By: Daniel Kwon
In his recent Op-Ed in the NY Times titled For the Love of Money, Sam Polk does an insightful job of addressing and analyzing the root of the cancer that plagues the financial services industry: the idolization of power. Polk starts by discussing how he was lured to Wall Street by the prospect of immediate wealth and power. In his first year as a trader at Bank of America he received a $40,000 bonus and by the time he reached the age of 25, he was making $1.75 million a year while living in a $6,000/month loft on Bond Street. Polk’s drive to make more money ultimately led him to join a hedge fund, where he went from being “thrilled” with a $40,000 bonus in his first year to being disappointed when he only received a $1.5 million bonus his second year.
The turning point in Polk’s life occurs when he is in a meeting with one of his bosses to discuss new regulations imposed by the government that would negatively impact hedge funds. While most people hated the idea, he posed the question “But isn’t it better for the system as a whole?” His boss provided a response that revealed that the only thing he cared about was how it would impact his personal wealth. Polk goes on to say:
“From that moment on, I started to see Wall Street with new eyes. I noticed the vitriol that traders directed at the government for limiting bonuses after the crash. I heard the fury in their voices at the mention of higher taxes. These traders despised anything or anyone that threatened their bonuses.”

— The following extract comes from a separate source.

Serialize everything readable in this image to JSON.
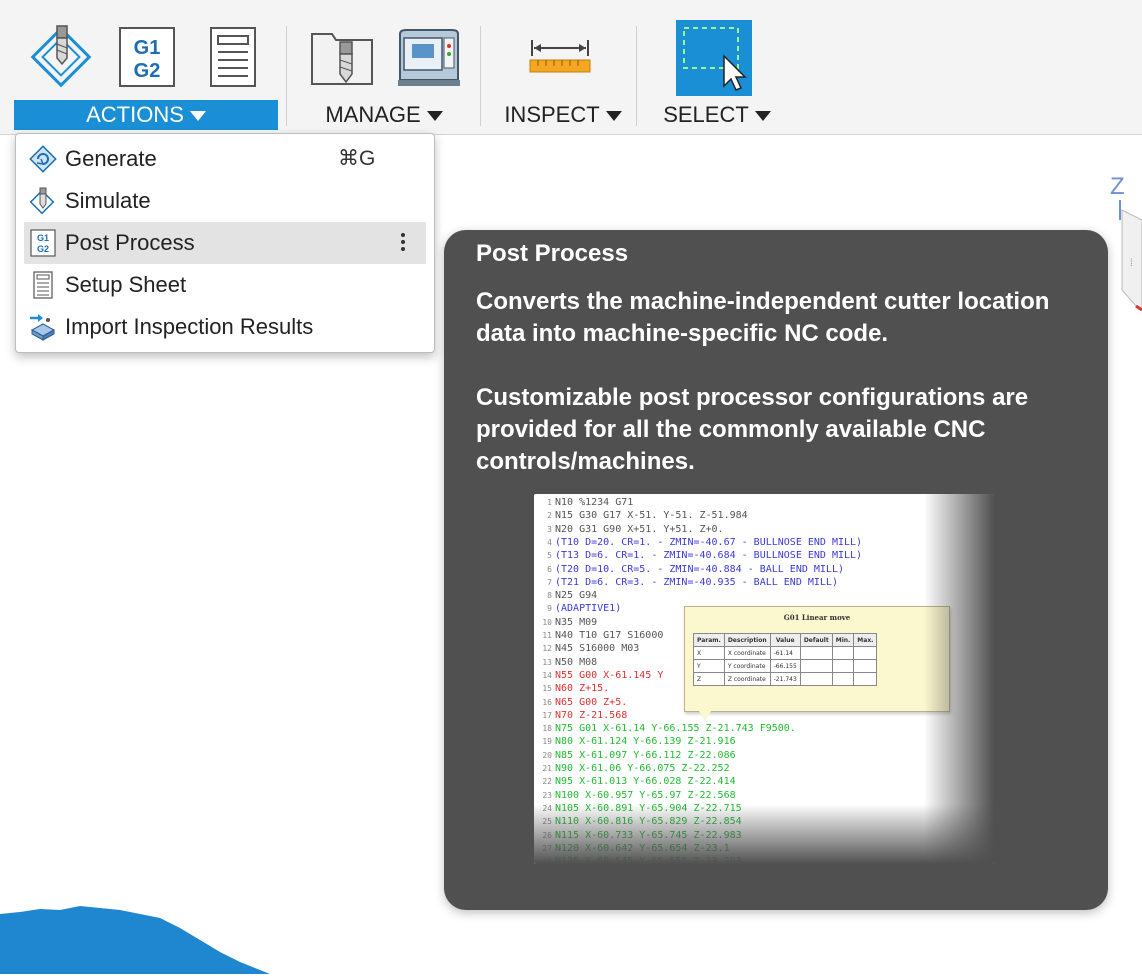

In his aha moment, Polk is able to vividly see the striking similarity in the behavior of his wealth-addicted compatriots to that of heroin addicts. He saw that their never-ending drive to amass more wealth ultimately took them captive until they lost all control and became both self-destructive and destructive to everyone around them. Behind wealth is power. Blinded by the illusory deception of power, while they grew wealthier they were actually growing more and more powerless.
In Polk’s early account of his struggle with alcohol and drugs during his college years, he exposes the root of the underlying problem: “a spiritual malady”. His counselor helps him to realize that he was using alcohol and drugs to blunt the powerlessness that he felt as a kid. It is this same spiritual malady that cripples the soul of the financial services industry and manifests itself in people’s insatiable drive to accumulate power. It doesn’t necessarily have to be the money that attracts people to Wall Street. It can be the deceptive sense of power and identity that people derive through the prestige of their company or position. But almost always, it is about power. The most treacherous allure of the financial services industry is its promise and ability to immediately deliver to people a sense of worldly power (kids coming out of college are almost guaranteed a six figure salary in their first year on the job).
As Christians we should re-imagine what a redeemed industry would look like and seek structural change, but the root of the problem lies in the hearts of the people. If we are to seek renewal in the financial services industry, we must begin by actively praying for a renewal in the hearts of men and a healing from the spiritual malady that plagues the industry.